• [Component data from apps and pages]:
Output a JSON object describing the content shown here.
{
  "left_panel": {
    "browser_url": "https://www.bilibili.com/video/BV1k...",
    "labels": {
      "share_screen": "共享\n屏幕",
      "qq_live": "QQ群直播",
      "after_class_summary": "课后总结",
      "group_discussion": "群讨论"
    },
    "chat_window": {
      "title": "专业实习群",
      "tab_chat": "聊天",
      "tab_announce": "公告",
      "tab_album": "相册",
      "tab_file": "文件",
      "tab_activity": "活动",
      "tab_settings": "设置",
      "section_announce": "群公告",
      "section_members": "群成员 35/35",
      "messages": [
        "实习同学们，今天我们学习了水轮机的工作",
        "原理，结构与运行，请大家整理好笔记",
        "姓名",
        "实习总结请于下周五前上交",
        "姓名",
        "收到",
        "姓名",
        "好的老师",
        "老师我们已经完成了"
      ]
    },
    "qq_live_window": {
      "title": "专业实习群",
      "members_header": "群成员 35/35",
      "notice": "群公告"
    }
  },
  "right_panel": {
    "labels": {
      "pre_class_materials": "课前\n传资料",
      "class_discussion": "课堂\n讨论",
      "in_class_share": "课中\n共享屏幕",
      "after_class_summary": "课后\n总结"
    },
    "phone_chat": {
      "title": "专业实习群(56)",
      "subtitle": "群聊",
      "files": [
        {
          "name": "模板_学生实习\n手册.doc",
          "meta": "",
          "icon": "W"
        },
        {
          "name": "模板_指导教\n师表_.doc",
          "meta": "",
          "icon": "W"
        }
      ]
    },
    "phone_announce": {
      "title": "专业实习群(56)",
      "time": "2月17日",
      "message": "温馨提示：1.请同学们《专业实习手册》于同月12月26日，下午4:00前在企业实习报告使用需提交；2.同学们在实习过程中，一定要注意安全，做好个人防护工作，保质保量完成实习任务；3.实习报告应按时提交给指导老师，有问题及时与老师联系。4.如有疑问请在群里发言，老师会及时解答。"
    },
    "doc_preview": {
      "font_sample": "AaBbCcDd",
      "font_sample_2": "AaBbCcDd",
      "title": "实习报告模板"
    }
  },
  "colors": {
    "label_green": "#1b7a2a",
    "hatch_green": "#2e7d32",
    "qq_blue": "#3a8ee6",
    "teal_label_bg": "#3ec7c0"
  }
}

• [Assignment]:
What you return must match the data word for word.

• [Response to the exercise]:
Output a JSON object describing the content shown here.
{
  "left_panel": {
    "browser_url": "https://www.bilibili.com/video/BV1k...",
    "labels": {
      "share_screen": "共享\n屏幕",
      "qq_live": "QQ群直播",
      "after_class_summary": "课后总结",
      "group_discussion": "群讨论"
    },
    "chat_window": {
      "title": "专业实习群",
      "tab_chat": "聊天",
      "tab_announce": "公告",
      "tab_album": "相册",
      "tab_file": "文件",
      "tab_activity": "活动",
      "tab_settings": "设置",
      "section_announce": "群公告",
      "section_members": "群成员 35/35",
      "messages": [
        "实习同学们，今天我们学习了水轮机的工作",
        "原理，结构与运行，请大家整理好笔记",
        "姓名",
        "实习总结请于下周五前上交",
        "姓名",
        "收到",
        "姓名",
        "好的老师",
        "老师我们已经完成了"
      ]
    },
    "qq_live_window": {
      "title": "专业实习群",
      "members_header": "群成员 35/35",
      "notice": "群公告"
    }
  },
  "right_panel": {
    "labels": {
      "pre_class_materials": "课前\n传资料",
      "class_discussion": "课堂\n讨论",
      "in_class_share": "课中\n共享屏幕",
      "after_class_summary": "课后\n总结"
    },
    "phone_chat": {
      "title": "专业实习群(56)",
      "subtitle": "群聊",
      "files": [
        {
          "name": "模板_学生实习\n手册.doc",
          "meta": "",
          "icon": "W"
        },
        {
          "name": "模板_指导教\n师表_.doc",
          "meta": "",
          "icon": "W"
        }
      ]
    },
    "phone_announce": {
      "title": "专业实习群(56)",
      "time": "2月17日",
      "message": "温馨提示：1.请同学们《专业实习手册》于同月12月26日，下午4:00前在企业实习报告使用需提交；2.同学们在实习过程中，一定要注意安全，做好个人防护工作，保质保量完成实习任务；3.实习报告应按时提交给指导老师，有问题及时与老师联系。4.如有疑问请在群里发言，老师会及时解答。"
    },
    "doc_preview": {
      "font_sample": "AaBbCcDd",
      "font_sample_2": "AaBbCcDd",
      "title": "实习报告模板"
    }
  },
  "colors": {
    "label_green": "#1b7a2a",
    "hatch_green": "#2e7d32",
    "qq_blue": "#3a8ee6",
    "teal_label_bg": "#3ec7c0"
  }
}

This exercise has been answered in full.